In the entries below, find every line holding the string "position" and collect it.

Available data
---

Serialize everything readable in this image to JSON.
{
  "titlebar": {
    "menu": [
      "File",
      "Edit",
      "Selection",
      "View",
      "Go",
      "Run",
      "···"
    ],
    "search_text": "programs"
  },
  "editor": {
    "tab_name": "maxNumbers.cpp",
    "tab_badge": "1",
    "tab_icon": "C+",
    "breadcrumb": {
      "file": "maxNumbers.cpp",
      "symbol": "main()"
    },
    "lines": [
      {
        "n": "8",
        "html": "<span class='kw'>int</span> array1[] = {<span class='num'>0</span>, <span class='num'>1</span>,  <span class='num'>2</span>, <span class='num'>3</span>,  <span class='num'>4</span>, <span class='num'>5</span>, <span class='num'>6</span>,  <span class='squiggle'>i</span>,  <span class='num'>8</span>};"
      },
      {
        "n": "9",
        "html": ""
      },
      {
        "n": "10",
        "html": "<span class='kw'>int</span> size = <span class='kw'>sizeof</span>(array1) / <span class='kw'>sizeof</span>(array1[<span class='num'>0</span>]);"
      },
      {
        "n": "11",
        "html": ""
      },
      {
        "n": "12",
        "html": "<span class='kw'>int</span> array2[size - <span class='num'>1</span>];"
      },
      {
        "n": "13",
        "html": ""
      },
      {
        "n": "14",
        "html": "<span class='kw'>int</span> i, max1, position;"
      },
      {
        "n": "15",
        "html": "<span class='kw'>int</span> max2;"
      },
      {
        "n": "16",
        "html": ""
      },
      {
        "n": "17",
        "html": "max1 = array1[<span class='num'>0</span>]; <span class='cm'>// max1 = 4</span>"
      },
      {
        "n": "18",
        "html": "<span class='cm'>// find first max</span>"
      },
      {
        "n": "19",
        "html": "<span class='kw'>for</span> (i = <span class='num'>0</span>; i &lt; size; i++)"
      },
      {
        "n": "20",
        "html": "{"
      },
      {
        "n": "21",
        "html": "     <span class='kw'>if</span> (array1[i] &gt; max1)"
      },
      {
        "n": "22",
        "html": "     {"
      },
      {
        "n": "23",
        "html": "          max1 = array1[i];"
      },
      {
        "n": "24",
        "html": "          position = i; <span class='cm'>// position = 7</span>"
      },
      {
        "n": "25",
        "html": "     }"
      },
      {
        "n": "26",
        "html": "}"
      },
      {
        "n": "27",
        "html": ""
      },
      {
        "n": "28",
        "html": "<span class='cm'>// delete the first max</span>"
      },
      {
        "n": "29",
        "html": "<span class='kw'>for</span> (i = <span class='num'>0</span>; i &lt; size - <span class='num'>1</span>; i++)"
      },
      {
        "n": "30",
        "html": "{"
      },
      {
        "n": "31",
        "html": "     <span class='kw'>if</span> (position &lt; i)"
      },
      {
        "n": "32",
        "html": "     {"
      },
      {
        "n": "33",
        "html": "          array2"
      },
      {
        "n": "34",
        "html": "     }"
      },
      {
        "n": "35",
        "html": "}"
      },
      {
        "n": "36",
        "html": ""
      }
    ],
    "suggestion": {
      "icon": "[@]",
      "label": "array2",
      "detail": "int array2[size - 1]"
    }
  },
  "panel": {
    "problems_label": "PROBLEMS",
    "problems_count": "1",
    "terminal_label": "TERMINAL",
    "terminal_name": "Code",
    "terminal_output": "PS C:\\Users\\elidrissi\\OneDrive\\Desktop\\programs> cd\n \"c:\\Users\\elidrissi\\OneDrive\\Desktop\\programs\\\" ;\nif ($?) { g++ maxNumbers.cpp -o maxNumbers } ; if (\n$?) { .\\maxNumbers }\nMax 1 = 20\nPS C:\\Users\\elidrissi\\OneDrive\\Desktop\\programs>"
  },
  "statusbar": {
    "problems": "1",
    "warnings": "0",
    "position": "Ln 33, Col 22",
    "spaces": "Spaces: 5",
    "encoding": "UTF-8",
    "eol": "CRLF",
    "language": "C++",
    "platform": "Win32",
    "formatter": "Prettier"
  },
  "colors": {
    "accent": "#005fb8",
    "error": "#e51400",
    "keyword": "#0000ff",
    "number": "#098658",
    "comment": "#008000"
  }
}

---

Result of the exercise
        "html": "<span class='kw'>int</span> i, max1, position;"
        "html": "          position = i; <span class='cm'>// position = 7</span>"
        "html": "     <span class='kw'>if</span> (position &lt; i)"
    "position": "Ln 33, Col 22",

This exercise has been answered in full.